First of all, most people never think of the possibility of infection of contact lens wearers, when they buy contact lenses.
In the southeast of England infection with a rare amoeba that infects the cornea of the eye has become more common. From 2011 till now these rare infections have almost tripled. It has now become obvious that washing contact lenses in hard, lime-containing water is the reason for spreading the amoebae. These are the right conditions for the amoebae to multiply. 2 in 100,000 contact lens wearers experience the amoeba infection in the cornea each year in the UK. In comparison, in the US only 1 to 2 cases in every million contact lens wearers get Acanthamoeba keratitis infection. This is only 10% of the rate in the UK.
One example of infection of contact lens wearers
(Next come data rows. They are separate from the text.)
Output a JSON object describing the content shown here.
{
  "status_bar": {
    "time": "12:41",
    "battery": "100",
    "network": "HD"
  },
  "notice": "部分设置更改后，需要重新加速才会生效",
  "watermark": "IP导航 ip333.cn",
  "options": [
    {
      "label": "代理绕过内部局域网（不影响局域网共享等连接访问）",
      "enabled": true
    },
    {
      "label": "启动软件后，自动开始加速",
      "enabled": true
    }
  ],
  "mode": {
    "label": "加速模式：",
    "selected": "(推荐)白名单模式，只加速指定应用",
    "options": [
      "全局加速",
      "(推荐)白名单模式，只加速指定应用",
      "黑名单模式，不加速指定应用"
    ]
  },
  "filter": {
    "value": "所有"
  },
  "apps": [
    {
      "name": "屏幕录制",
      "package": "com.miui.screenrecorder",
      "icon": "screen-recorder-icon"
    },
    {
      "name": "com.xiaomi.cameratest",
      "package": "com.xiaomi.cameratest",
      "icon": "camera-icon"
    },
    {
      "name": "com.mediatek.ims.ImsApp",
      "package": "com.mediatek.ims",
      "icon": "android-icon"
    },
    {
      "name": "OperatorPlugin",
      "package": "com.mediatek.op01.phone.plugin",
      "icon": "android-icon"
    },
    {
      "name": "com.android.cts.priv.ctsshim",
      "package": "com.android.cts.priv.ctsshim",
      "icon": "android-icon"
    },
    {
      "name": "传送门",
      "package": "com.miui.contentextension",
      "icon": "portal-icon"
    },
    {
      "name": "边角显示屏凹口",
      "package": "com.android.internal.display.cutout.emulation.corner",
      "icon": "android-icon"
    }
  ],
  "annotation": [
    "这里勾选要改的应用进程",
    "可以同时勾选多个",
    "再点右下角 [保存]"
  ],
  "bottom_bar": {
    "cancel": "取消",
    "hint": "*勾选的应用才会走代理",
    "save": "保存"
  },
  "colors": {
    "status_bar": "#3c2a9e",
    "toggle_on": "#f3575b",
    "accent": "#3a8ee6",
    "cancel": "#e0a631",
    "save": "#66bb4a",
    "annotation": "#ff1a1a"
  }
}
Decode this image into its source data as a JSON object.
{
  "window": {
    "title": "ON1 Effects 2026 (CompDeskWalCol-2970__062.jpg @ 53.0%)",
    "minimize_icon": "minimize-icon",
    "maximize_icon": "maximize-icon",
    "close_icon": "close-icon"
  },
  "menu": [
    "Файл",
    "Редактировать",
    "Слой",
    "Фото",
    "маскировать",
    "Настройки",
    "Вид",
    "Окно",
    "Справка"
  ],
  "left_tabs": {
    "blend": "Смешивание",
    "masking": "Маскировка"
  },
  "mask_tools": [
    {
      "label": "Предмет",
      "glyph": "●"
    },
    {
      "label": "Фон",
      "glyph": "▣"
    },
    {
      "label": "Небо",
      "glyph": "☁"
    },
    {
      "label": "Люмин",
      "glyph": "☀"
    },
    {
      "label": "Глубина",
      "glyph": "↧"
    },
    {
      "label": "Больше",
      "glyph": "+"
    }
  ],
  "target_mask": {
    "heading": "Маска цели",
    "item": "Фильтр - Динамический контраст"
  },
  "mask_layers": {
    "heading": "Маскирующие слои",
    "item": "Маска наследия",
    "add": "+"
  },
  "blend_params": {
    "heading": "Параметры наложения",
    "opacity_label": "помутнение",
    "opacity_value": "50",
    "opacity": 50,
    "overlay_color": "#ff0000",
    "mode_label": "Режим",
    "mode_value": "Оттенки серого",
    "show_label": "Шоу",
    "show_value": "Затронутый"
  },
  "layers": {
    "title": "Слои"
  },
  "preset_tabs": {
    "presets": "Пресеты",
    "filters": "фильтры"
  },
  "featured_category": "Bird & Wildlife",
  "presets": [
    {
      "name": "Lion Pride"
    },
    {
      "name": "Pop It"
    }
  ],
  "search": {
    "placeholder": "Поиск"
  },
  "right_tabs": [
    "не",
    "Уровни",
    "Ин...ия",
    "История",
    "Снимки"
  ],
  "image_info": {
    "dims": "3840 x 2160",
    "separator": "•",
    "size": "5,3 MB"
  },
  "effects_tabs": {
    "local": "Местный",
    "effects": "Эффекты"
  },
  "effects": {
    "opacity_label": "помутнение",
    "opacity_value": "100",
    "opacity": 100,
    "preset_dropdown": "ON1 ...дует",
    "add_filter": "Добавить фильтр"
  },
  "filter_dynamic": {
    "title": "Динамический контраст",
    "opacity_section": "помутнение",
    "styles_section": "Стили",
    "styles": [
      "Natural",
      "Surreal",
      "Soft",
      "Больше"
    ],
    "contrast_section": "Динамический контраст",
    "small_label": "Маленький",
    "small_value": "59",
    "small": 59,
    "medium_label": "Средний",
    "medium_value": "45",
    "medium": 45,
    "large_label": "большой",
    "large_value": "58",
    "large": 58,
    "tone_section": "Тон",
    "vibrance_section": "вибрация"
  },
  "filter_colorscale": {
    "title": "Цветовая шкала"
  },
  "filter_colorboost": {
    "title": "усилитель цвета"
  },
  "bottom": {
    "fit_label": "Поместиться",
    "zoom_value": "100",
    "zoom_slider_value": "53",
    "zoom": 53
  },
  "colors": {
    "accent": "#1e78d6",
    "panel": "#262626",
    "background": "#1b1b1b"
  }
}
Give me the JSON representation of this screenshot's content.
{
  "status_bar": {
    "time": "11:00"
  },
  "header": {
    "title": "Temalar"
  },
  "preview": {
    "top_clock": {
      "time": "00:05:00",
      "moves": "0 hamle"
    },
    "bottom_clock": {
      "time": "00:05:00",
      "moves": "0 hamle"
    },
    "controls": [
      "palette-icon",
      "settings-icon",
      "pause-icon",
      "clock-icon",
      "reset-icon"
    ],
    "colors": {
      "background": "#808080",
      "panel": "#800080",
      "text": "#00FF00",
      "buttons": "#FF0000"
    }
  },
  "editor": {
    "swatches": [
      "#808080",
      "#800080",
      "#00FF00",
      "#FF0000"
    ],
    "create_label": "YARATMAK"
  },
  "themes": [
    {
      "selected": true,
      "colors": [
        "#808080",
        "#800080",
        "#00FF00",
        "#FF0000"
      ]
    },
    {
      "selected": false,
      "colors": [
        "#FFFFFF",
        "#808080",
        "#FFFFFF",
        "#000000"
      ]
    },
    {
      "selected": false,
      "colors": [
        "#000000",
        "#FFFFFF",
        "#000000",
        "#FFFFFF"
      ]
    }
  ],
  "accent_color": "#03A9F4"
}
Irenie Ekkeshis is a 39-year old disposable contact lens wearer. In January of 2011 she woke up with a stinging pain in both eyes and light sensitivity. The treatment with antiseptic eyewashes was not successful. Her treatment took three years. Standard antibiotic drops did not work. She ended up with opacities of her own corneas. She needed two corneal transplant surgeries. Dr. Frank Larkin, a senior lecturer at the UCL Institute of Ophthalmology and Imperial College School of Medicine commented on this case. He said that the Acanthamoeba organism is very resistant to treatment, which often delays a cure by several years. Almost 8 years after the initial diagnosis Ekkeshis is still attending Moorfield’s Eye Hospital. Her ophthalmologist monitors her for problems linked to her cornea transplant.
Results of epidemiology study
Another point is that the authorities in the UK traced all of the Acanthamoeba keratitis infections to the use of contaminated water in an attempt to clean the contact lenses. Also, a second cause of Acanthamoeba keratitis infections came from a disinfectant called Oxipol. The manufacturer is now phasing out this disinfectant. Furthermore, a third factor was the use of reusable contact lenses where infections were introduced because of poor hygiene. Reusable contact lenses have a 3-fold higher infection rate compared to disposable contact lenses. Again this had a connection to hard water in the southeast of England.
About filters and reverse osmosis
Finally, most households do not have any filters to remove lime salts from drinking water. The end result is that these Acanthamoeba organisms find ideal living conditions in the lime of the water pipes and they end up in the tap water. People believed their hands were clean, when in reality there was contamination with the parasite. The next step is that the parasite ends up in the eyes where it has a high affinity to corneas.
One could use water filters, then install reverse osmosis filters to purify the water even further. Reverse osmosis water is free of parasites. In this type of set-up with good hygienical practice it would be reasonably safe to use reusable contact lenses. But daily disposable contact lenses are even safer than that.
A tenfold difference between the Acanthamoeba keratitis infections in southeast England versus the US led epidemiologists to detect a parasite. It is Acanthamoeba organisms, a tenacious type of amoeba that likes limestone and lime dissolved in water. The epidemic in the UK originated from poor drinking water that was too hard and had a high content of this type of lime. As a result the amoeba organisms could multiply and cause problems for contact lens wearers. They thought that their hands were clean after washing, but there was contamination of their hands with the amoebae. The recommendation now is to use single wear, disposable contact lenses to minimize the probability of eye infection. Those who had Acanthamoeba keratitis with membranes developing over the corneas, often need cornea transplants to regain their vision.